▶ [DIRECTIONS FOR THIS TASK]:
Copy each line of the records below that has "true" in it.

++++ SUPPLIED DATA

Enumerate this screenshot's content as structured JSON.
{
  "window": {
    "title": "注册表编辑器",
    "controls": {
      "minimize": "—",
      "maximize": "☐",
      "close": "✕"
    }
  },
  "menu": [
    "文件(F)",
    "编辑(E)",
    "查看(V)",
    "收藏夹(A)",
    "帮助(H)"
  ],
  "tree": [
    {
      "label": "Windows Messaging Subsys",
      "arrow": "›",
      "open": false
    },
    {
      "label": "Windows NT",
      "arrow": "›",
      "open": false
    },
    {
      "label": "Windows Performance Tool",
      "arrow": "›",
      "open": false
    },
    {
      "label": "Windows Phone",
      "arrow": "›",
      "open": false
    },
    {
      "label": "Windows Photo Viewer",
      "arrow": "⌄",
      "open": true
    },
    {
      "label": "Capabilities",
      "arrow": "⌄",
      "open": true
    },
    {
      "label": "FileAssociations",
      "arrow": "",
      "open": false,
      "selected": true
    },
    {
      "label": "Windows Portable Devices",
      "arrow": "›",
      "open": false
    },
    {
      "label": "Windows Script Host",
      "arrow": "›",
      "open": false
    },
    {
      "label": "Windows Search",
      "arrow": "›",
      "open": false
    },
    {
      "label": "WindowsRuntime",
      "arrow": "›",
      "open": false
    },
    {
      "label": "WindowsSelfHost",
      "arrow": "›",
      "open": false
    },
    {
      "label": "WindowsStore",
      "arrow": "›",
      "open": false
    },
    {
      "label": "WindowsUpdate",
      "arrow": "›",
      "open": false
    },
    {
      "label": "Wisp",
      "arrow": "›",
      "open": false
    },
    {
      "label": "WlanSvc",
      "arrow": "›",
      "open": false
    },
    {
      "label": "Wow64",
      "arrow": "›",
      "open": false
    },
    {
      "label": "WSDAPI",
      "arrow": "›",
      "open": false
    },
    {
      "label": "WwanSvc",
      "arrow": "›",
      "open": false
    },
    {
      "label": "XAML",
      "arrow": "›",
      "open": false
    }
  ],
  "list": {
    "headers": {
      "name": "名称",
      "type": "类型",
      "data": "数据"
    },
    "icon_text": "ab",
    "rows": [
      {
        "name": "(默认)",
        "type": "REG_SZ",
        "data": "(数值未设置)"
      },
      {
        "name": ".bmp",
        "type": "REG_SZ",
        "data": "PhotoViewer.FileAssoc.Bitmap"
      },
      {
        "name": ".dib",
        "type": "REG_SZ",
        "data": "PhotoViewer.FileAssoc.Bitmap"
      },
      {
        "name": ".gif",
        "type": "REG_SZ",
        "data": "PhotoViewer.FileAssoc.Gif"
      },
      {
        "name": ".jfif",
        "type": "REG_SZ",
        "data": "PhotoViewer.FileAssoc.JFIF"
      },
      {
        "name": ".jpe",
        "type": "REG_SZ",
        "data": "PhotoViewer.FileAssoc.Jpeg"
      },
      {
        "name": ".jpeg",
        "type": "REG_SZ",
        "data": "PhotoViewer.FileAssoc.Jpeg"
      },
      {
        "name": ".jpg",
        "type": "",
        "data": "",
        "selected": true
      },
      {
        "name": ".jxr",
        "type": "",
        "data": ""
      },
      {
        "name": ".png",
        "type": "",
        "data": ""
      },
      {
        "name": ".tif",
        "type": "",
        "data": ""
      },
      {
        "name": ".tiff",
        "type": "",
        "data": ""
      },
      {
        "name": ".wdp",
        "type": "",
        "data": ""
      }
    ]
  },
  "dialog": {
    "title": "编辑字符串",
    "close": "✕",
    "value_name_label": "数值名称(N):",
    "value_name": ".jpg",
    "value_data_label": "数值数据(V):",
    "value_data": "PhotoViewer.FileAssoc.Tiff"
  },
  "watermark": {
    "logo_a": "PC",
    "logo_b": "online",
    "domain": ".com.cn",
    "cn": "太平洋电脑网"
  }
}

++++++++

▶ [SOLUTION BELOW]:
      "open": true
      "open": true
      "selected": true
        "selected": true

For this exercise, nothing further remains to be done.